The transferees feel they were neglected throughout the annexation process and feel that they were used as pawns by Woodinville’s administration. They also object to the closure of the Kingsgate fire station without any plan to provide coverage to the remaining portion of the fire district that Woodinville is still obligated to protect. Sharing this sentiment, other Woodinville firefighters and staff also boycotted the event.
Washington State laws protect firefighters’ jobs in the event of such annexations but in order for those protections to be implemented, cooperation is required from the fire chiefs. The Kirkland fire chief had to declare how many additional firefighters he would need to maintain fire and EMS services in the annexed area. The Woodinville fire chief needed to declare the impact that the lost revenue would have on his personnel.
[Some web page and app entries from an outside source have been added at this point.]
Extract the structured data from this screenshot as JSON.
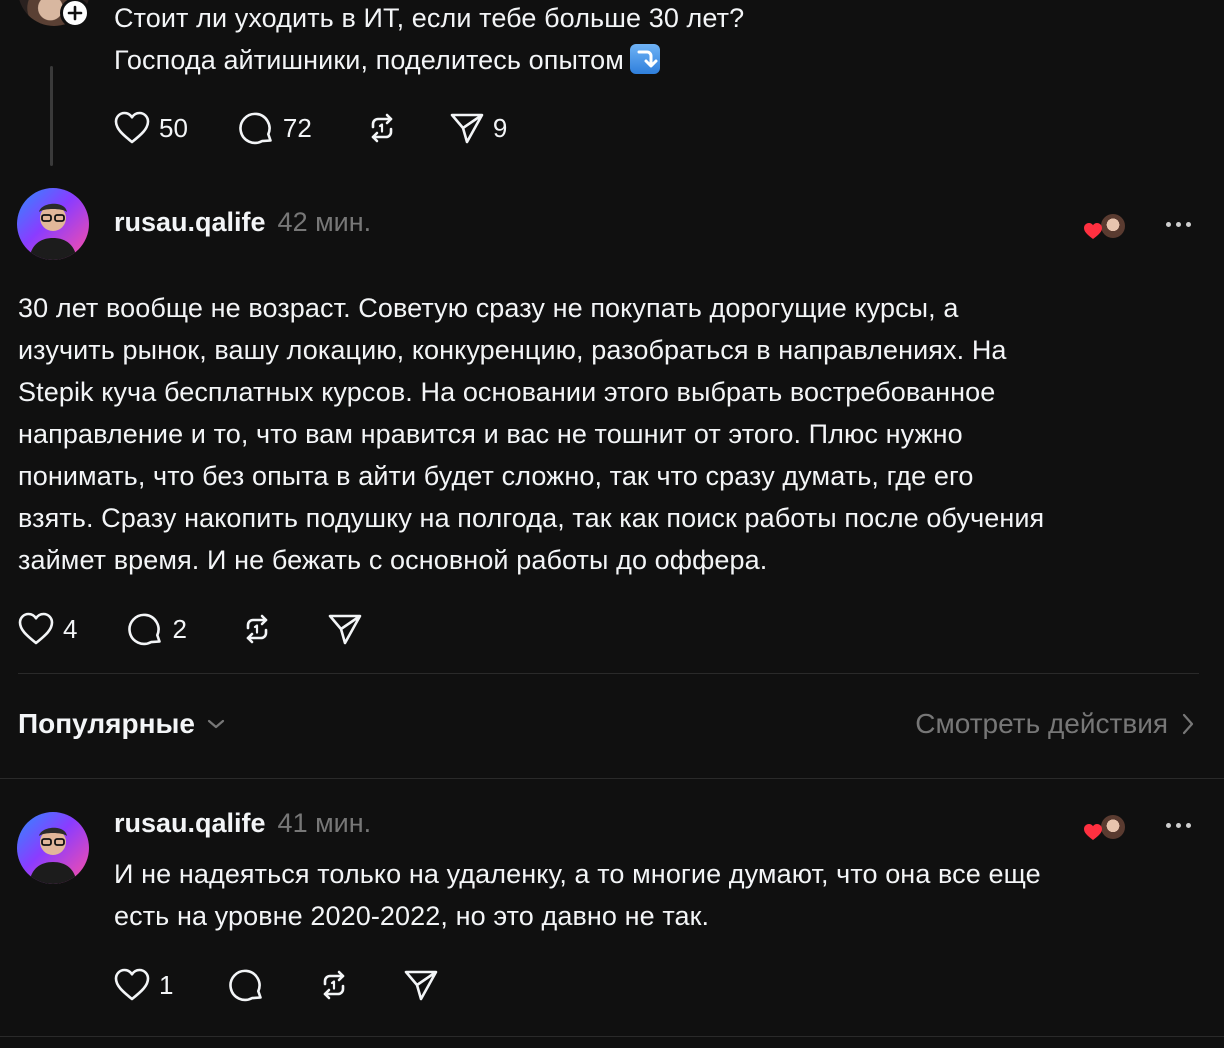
{
  "original_post": {
    "text_line1": "Стоит ли уходить в ИТ, если тебе больше 30 лет?",
    "text_line2": "Господа айтишники, поделитесь опытом",
    "likes": "50",
    "comments": "72",
    "shares": "9"
  },
  "reply1": {
    "username": "rusau.qalife",
    "time": "42 мин.",
    "lines": [
      "30 лет вообще не возраст. Советую сразу не покупать дорогущие курсы, а",
      "изучить рынок, вашу локацию, конкуренцию, разобраться в направлениях. На",
      "Stepik куча бесплатных курсов. На основании этого выбрать востребованное",
      "направление и то, что вам нравится и вас не тошнит от этого. Плюс нужно",
      "понимать, что без опыта в айти будет сложно, так что сразу думать, где его",
      "взять. Сразу накопить подушку на полгода, так как поиск работы после обучения",
      "займет время. И не бежать с основной работы до оффера."
    ],
    "likes": "4",
    "comments": "2"
  },
  "sort_bar": {
    "sort_label": "Популярные",
    "see_actions": "Смотреть действия"
  },
  "reply2": {
    "username": "rusau.qalife",
    "time": "41 мин.",
    "lines": [
      "И не надеяться только на удаленку, а то многие думают, что она все еще",
      "есть на уровне 2020-2022, но это давно не так."
    ],
    "likes": "1"
  },
  "colors": {
    "background": "#101010",
    "text": "#f3f5f7",
    "muted": "#777777",
    "heart_red": "#ff3040"
  }
}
Three significant events occurred in 2010 that could have jeopardized the careers of the Woodinville firefighters. Early in the year, Woodinville’s new fire chief, David Daniels, met with members of the Kirkland Fire Department and The City of Kirkland administrators to discuss the annexation. He advised them that there would be zero impact on his employees as a result of the annexation in spite of the $1.2M annual loss in revenue. Later in the year, he acknowledged that there would be an impact but he refused to declare it until he had completed negotiating the firefighter’s new contract.*
The leadership of Local 2950 (WF&R) objected to the action and alleged that it was an unfair labor practice. Without declaring the impacts of the annexation, the Kirkland Fire Department could open up the new positions as opposed to filling them with the Woodinville firefighters that might lose their jobs. Lastly, the Woodinville fire district announced that it would close Station 34.
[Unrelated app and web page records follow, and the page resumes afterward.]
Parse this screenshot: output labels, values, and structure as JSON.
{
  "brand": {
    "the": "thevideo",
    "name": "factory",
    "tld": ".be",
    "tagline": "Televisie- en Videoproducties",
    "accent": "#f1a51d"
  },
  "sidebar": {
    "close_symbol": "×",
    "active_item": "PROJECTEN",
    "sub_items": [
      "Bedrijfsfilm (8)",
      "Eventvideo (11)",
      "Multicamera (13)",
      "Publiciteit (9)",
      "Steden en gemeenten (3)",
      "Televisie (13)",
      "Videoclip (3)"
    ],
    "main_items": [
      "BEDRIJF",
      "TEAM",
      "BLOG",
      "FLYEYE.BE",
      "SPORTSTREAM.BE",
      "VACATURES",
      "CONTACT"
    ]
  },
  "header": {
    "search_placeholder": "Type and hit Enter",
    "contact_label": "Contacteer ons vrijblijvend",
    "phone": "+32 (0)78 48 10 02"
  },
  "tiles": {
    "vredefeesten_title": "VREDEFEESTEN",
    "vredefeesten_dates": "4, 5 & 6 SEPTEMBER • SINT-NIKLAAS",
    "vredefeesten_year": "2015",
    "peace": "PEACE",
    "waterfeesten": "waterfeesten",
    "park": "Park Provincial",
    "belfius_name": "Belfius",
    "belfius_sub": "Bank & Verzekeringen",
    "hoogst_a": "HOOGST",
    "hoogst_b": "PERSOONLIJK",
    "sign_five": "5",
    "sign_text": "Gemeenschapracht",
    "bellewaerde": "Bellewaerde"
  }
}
Chief Daniels finally relented in September of 2010 and announced that he would be laying-off ten firefighters as a result of the annexation. The number of employees to be transferred to Kirkland was reduced from ten to six after two members retired from WF&R and two employees found employment with other fire agencies. Unfortunately, the fire district maintains that the Kingsgate fire station will officially close on June 1, 2011.
Jeff Childs, one of the firefighters heading to Kirkland, said, “It was stressful and discouraging to be treated like our jobs and our service to Woodinville didn’t even matter. A lot of the guys at the bottom of the seniority list began looking for work at other fire departments. We were rarely provided with up-to-date information about our employment status and we were apparently treated as pawns. I can’t imagine any fire department treating their people the way mine treated me.”
So after almost 18 months of being neglected and having their careers put at risk, the six Woodinville firefighters heading to Kirkland on May 16 decided that they would rather not participate in their own going-away ceremony.
*Letter from Daniels dated May 7, 2010
Ted Klinkenberg is a firefighter for Woodinville Fire & Rescue and a member of the Local 2950 Executive Board.